#### What you will do:
Skipping all images, output the listing word for word.

#### Dataset content:

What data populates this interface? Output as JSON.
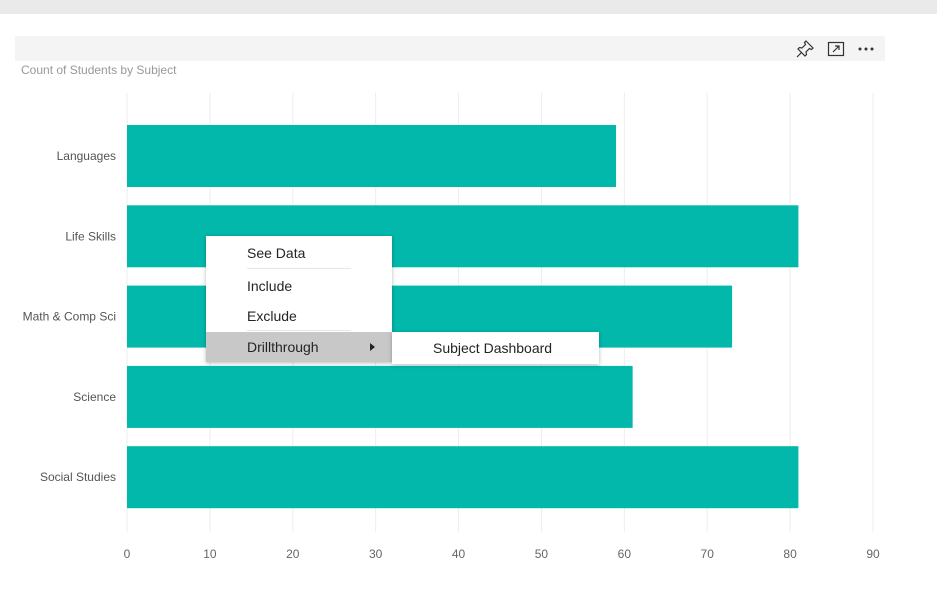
{
  "visual": {
    "title": "Count of Students by Subject",
    "header_icons": [
      "pin-icon",
      "focus-mode-icon",
      "more-options-icon"
    ]
  },
  "chart_data": {
    "type": "bar",
    "orientation": "horizontal",
    "title": "Count of Students by Subject",
    "categories": [
      "Languages",
      "Life Skills",
      "Math & Comp Sci",
      "Science",
      "Social Studies"
    ],
    "values": [
      59,
      81,
      73,
      61,
      81
    ],
    "xlim": [
      0,
      90
    ],
    "xticks": [
      0,
      10,
      20,
      30,
      40,
      50,
      60,
      70,
      80,
      90
    ],
    "grid": true,
    "color": "#01B8AA"
  },
  "context_menu": {
    "items": [
      {
        "label": "See Data"
      },
      {
        "label": "Include"
      },
      {
        "label": "Exclude"
      },
      {
        "label": "Drillthrough"
      }
    ],
    "submenu": {
      "label": "Subject Dashboard"
    }
  },
  "colors": {
    "bar": "#01B8AA",
    "menu_highlight": "#c8c8c8",
    "grid": "#ececec"
  }
}
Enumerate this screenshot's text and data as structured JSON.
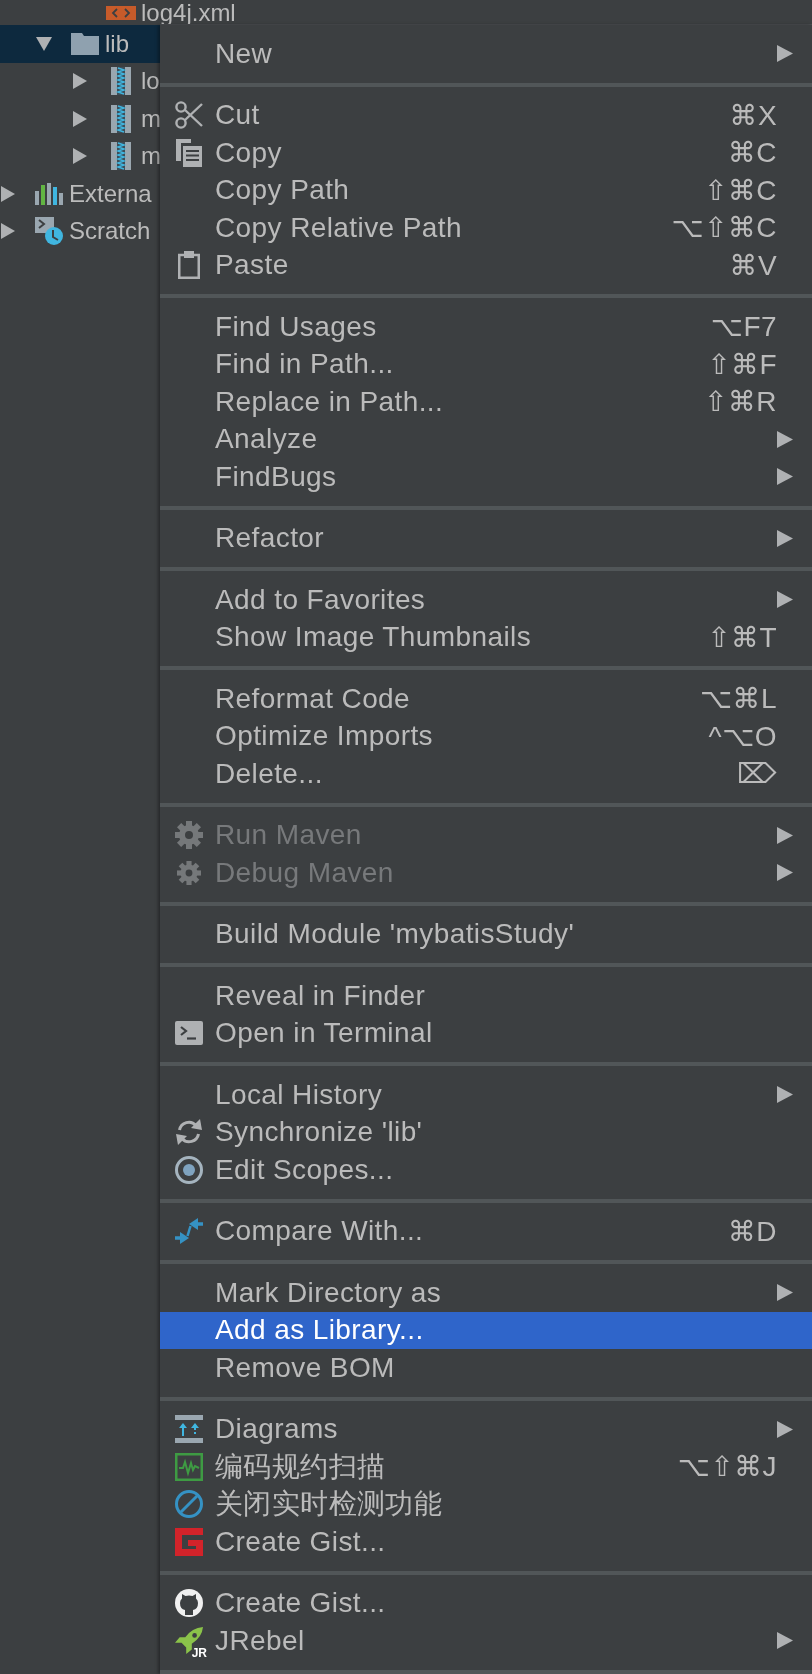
{
  "project_tree": [
    {
      "children": [
        {
          "children": [
            {
              "label": "log4j.xml",
              "kind": "file",
              "selected": false
            }
          ]
        },
        {
          "label": "lib",
          "kind": "folder",
          "expanded": true,
          "selected": true,
          "children": [
            {
              "label": "lo",
              "kind": "archive",
              "expanded": false,
              "selected": false
            },
            {
              "label": "m",
              "kind": "archive",
              "expanded": false,
              "selected": false
            },
            {
              "label": "m",
              "kind": "archive",
              "expanded": false,
              "selected": false
            }
          ]
        }
      ]
    },
    {
      "label": "Externa",
      "kind": "libraries",
      "expanded": false,
      "selected": false
    },
    {
      "label": "Scratch",
      "kind": "scratches",
      "expanded": false,
      "selected": false
    }
  ],
  "context_menu": {
    "sections": [
      {
        "items": [
          {
            "label": "New",
            "submenu": true,
            "disabled": false,
            "selected": false
          }
        ]
      },
      {
        "items": [
          {
            "label": "Cut",
            "shortcut": "⌘X",
            "submenu": false,
            "disabled": false,
            "selected": false
          },
          {
            "label": "Copy",
            "shortcut": "⌘C",
            "submenu": false,
            "disabled": false,
            "selected": false
          },
          {
            "label": "Copy Path",
            "shortcut": "⇧⌘C",
            "submenu": false,
            "disabled": false,
            "selected": false
          },
          {
            "label": "Copy Relative Path",
            "shortcut": "⌥⇧⌘C",
            "submenu": false,
            "disabled": false,
            "selected": false
          },
          {
            "label": "Paste",
            "shortcut": "⌘V",
            "submenu": false,
            "disabled": false,
            "selected": false
          }
        ]
      },
      {
        "items": [
          {
            "label": "Find Usages",
            "shortcut": "⌥F7",
            "submenu": false,
            "disabled": false,
            "selected": false
          },
          {
            "label": "Find in Path...",
            "shortcut": "⇧⌘F",
            "submenu": false,
            "disabled": false,
            "selected": false
          },
          {
            "label": "Replace in Path...",
            "shortcut": "⇧⌘R",
            "submenu": false,
            "disabled": false,
            "selected": false
          },
          {
            "label": "Analyze",
            "submenu": true,
            "disabled": false,
            "selected": false
          },
          {
            "label": "FindBugs",
            "submenu": true,
            "disabled": false,
            "selected": false
          }
        ]
      },
      {
        "items": [
          {
            "label": "Refactor",
            "submenu": true,
            "disabled": false,
            "selected": false
          }
        ]
      },
      {
        "items": [
          {
            "label": "Add to Favorites",
            "submenu": true,
            "disabled": false,
            "selected": false
          },
          {
            "label": "Show Image Thumbnails",
            "shortcut": "⇧⌘T",
            "submenu": false,
            "disabled": false,
            "selected": false
          }
        ]
      },
      {
        "items": [
          {
            "label": "Reformat Code",
            "shortcut": "⌥⌘L",
            "submenu": false,
            "disabled": false,
            "selected": false
          },
          {
            "label": "Optimize Imports",
            "shortcut": "^⌥O",
            "submenu": false,
            "disabled": false,
            "selected": false
          },
          {
            "label": "Delete...",
            "shortcut": "⌦",
            "submenu": false,
            "disabled": false,
            "selected": false
          }
        ]
      },
      {
        "items": [
          {
            "label": "Run Maven",
            "submenu": true,
            "disabled": true,
            "selected": false
          },
          {
            "label": "Debug Maven",
            "submenu": true,
            "disabled": true,
            "selected": false
          }
        ]
      },
      {
        "items": [
          {
            "label": "Build Module 'mybatisStudy'",
            "submenu": false,
            "disabled": false,
            "selected": false
          }
        ]
      },
      {
        "items": [
          {
            "label": "Reveal in Finder",
            "submenu": false,
            "disabled": false,
            "selected": false
          },
          {
            "label": "Open in Terminal",
            "submenu": false,
            "disabled": false,
            "selected": false
          }
        ]
      },
      {
        "items": [
          {
            "label": "Local History",
            "submenu": true,
            "disabled": false,
            "selected": false
          },
          {
            "label": "Synchronize 'lib'",
            "submenu": false,
            "disabled": false,
            "selected": false
          },
          {
            "label": "Edit Scopes...",
            "submenu": false,
            "disabled": false,
            "selected": false
          }
        ]
      },
      {
        "items": [
          {
            "label": "Compare With...",
            "shortcut": "⌘D",
            "submenu": false,
            "disabled": false,
            "selected": false
          }
        ]
      },
      {
        "items": [
          {
            "label": "Mark Directory as",
            "submenu": true,
            "disabled": false,
            "selected": false
          },
          {
            "label": "Add as Library...",
            "submenu": false,
            "disabled": false,
            "selected": true
          },
          {
            "label": "Remove BOM",
            "submenu": false,
            "disabled": false,
            "selected": false
          }
        ]
      },
      {
        "items": [
          {
            "label": "Diagrams",
            "submenu": true,
            "disabled": false,
            "selected": false
          },
          {
            "label": "编码规约扫描",
            "shortcut": "⌥⇧⌘J",
            "submenu": false,
            "disabled": false,
            "selected": false
          },
          {
            "label": "关闭实时检测功能",
            "submenu": false,
            "disabled": false,
            "selected": false
          },
          {
            "label": "Create Gist...",
            "submenu": false,
            "disabled": false,
            "selected": false
          }
        ]
      },
      {
        "items": [
          {
            "label": "Create Gist...",
            "submenu": false,
            "disabled": false,
            "selected": false
          },
          {
            "label": "JRebel",
            "badge": "JR",
            "submenu": true,
            "disabled": false,
            "selected": false
          }
        ]
      }
    ]
  }
}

#### Written answer:
What data populates this interface? Output as JSON.
{
  "visual": {
    "title": "Count of Students by Subject",
    "header_icons": [
      "pin-icon",
      "focus-mode-icon",
      "more-options-icon"
    ]
  },
  "chart_data": {
    "type": "bar",
    "orientation": "horizontal",
    "title": "Count of Students by Subject",
    "categories": [
      "Languages",
      "Life Skills",
      "Math & Comp Sci",
      "Science",
      "Social Studies"
    ],
    "values": [
      59,
      81,
      73,
      61,
      81
    ],
    "xlim": [
      0,
      90
    ],
    "xticks": [
      0,
      10,
      20,
      30,
      40,
      50,
      60,
      70,
      80,
      90
    ],
    "grid": true,
    "color": "#01B8AA"
  },
  "context_menu": {
    "items": [
      {
        "label": "See Data"
      },
      {
        "label": "Include"
      },
      {
        "label": "Exclude"
      },
      {
        "label": "Drillthrough"
      }
    ],
    "submenu": {
      "label": "Subject Dashboard"
    }
  },
  "colors": {
    "bar": "#01B8AA",
    "menu_highlight": "#c8c8c8",
    "grid": "#ececec"
  }
}
Enumerate this screenshot's text and data as structured JSON.
{
  "project_tree": [
    {
      "children": [
        {
          "children": [
            {
              "label": "log4j.xml",
              "kind": "file",
              "selected": false
            }
          ]
        },
        {
          "label": "lib",
          "kind": "folder",
          "expanded": true,
          "selected": true,
          "children": [
            {
              "label": "lo",
              "kind": "archive",
              "expanded": false,
              "selected": false
            },
            {
              "label": "m",
              "kind": "archive",
              "expanded": false,
              "selected": false
            },
            {
              "label": "m",
              "kind": "archive",
              "expanded": false,
              "selected": false
            }
          ]
        }
      ]
    },
    {
      "label": "Externa",
      "kind": "libraries",
      "expanded": false,
      "selected": false
    },
    {
      "label": "Scratch",
      "kind": "scratches",
      "expanded": false,
      "selected": false
    }
  ],
  "context_menu": {
    "sections": [
      {
        "items": [
          {
            "label": "New",
            "submenu": true,
            "disabled": false,
            "selected": false
          }
        ]
      },
      {
        "items": [
          {
            "label": "Cut",
            "shortcut": "⌘X",
            "submenu": false,
            "disabled": false,
            "selected": false
          },
          {
            "label": "Copy",
            "shortcut": "⌘C",
            "submenu": false,
            "disabled": false,
            "selected": false
          },
          {
            "label": "Copy Path",
            "shortcut": "⇧⌘C",
            "submenu": false,
            "disabled": false,
            "selected": false
          },
          {
            "label": "Copy Relative Path",
            "shortcut": "⌥⇧⌘C",
            "submenu": false,
            "disabled": false,
            "selected": false
          },
          {
            "label": "Paste",
            "shortcut": "⌘V",
            "submenu": false,
            "disabled": false,
            "selected": false
          }
        ]
      },
      {
        "items": [
          {
            "label": "Find Usages",
            "shortcut": "⌥F7",
            "submenu": false,
            "disabled": false,
            "selected": false
          },
          {
            "label": "Find in Path...",
            "shortcut": "⇧⌘F",
            "submenu": false,
            "disabled": false,
            "selected": false
          },
          {
            "label": "Replace in Path...",
            "shortcut": "⇧⌘R",
            "submenu": false,
            "disabled": false,
            "selected": false
          },
          {
            "label": "Analyze",
            "submenu": true,
            "disabled": false,
            "selected": false
          },
          {
            "label": "FindBugs",
            "submenu": true,
            "disabled": false,
            "selected": false
          }
        ]
      },
      {
        "items": [
          {
            "label": "Refactor",
            "submenu": true,
            "disabled": false,
            "selected": false
          }
        ]
      },
      {
        "items": [
          {
            "label": "Add to Favorites",
            "submenu": true,
            "disabled": false,
            "selected": false
          },
          {
            "label": "Show Image Thumbnails",
            "shortcut": "⇧⌘T",
            "submenu": false,
            "disabled": false,
            "selected": false
          }
        ]
      },
      {
        "items": [
          {
            "label": "Reformat Code",
            "shortcut": "⌥⌘L",
            "submenu": false,
            "disabled": false,
            "selected": false
          },
          {
            "label": "Optimize Imports",
            "shortcut": "^⌥O",
            "submenu": false,
            "disabled": false,
            "selected": false
          },
          {
            "label": "Delete...",
            "shortcut": "⌦",
            "submenu": false,
            "disabled": false,
            "selected": false
          }
        ]
      },
      {
        "items": [
          {
            "label": "Run Maven",
            "submenu": true,
            "disabled": true,
            "selected": false
          },
          {
            "label": "Debug Maven",
            "submenu": true,
            "disabled": true,
            "selected": false
          }
        ]
      },
      {
        "items": [
          {
            "label": "Build Module 'mybatisStudy'",
            "submenu": false,
            "disabled": false,
            "selected": false
          }
        ]
      },
      {
        "items": [
          {
            "label": "Reveal in Finder",
            "submenu": false,
            "disabled": false,
            "selected": false
          },
          {
            "label": "Open in Terminal",
            "submenu": false,
            "disabled": false,
            "selected": false
          }
        ]
      },
      {
        "items": [
          {
            "label": "Local History",
            "submenu": true,
            "disabled": false,
            "selected": false
          },
          {
            "label": "Synchronize 'lib'",
            "submenu": false,
            "disabled": false,
            "selected": false
          },
          {
            "label": "Edit Scopes...",
            "submenu": false,
            "disabled": false,
            "selected": false
          }
        ]
      },
      {
        "items": [
          {
            "label": "Compare With...",
            "shortcut": "⌘D",
            "submenu": false,
            "disabled": false,
            "selected": false
          }
        ]
      },
      {
        "items": [
          {
            "label": "Mark Directory as",
            "submenu": true,
            "disabled": false,
            "selected": false
          },
          {
            "label": "Add as Library...",
            "submenu": false,
            "disabled": false,
            "selected": true
          },
          {
            "label": "Remove BOM",
            "submenu": false,
            "disabled": false,
            "selected": false
          }
        ]
      },
      {
        "items": [
          {
            "label": "Diagrams",
            "submenu": true,
            "disabled": false,
            "selected": false
          },
          {
            "label": "编码规约扫描",
            "shortcut": "⌥⇧⌘J",
            "submenu": false,
            "disabled": false,
            "selected": false
          },
          {
            "label": "关闭实时检测功能",
            "submenu": false,
            "disabled": false,
            "selected": false
          },
          {
            "label": "Create Gist...",
            "submenu": false,
            "disabled": false,
            "selected": false
          }
        ]
      },
      {
        "items": [
          {
            "label": "Create Gist...",
            "submenu": false,
            "disabled": false,
            "selected": false
          },
          {
            "label": "JRebel",
            "badge": "JR",
            "submenu": true,
            "disabled": false,
            "selected": false
          }
        ]
      }
    ]
  }
}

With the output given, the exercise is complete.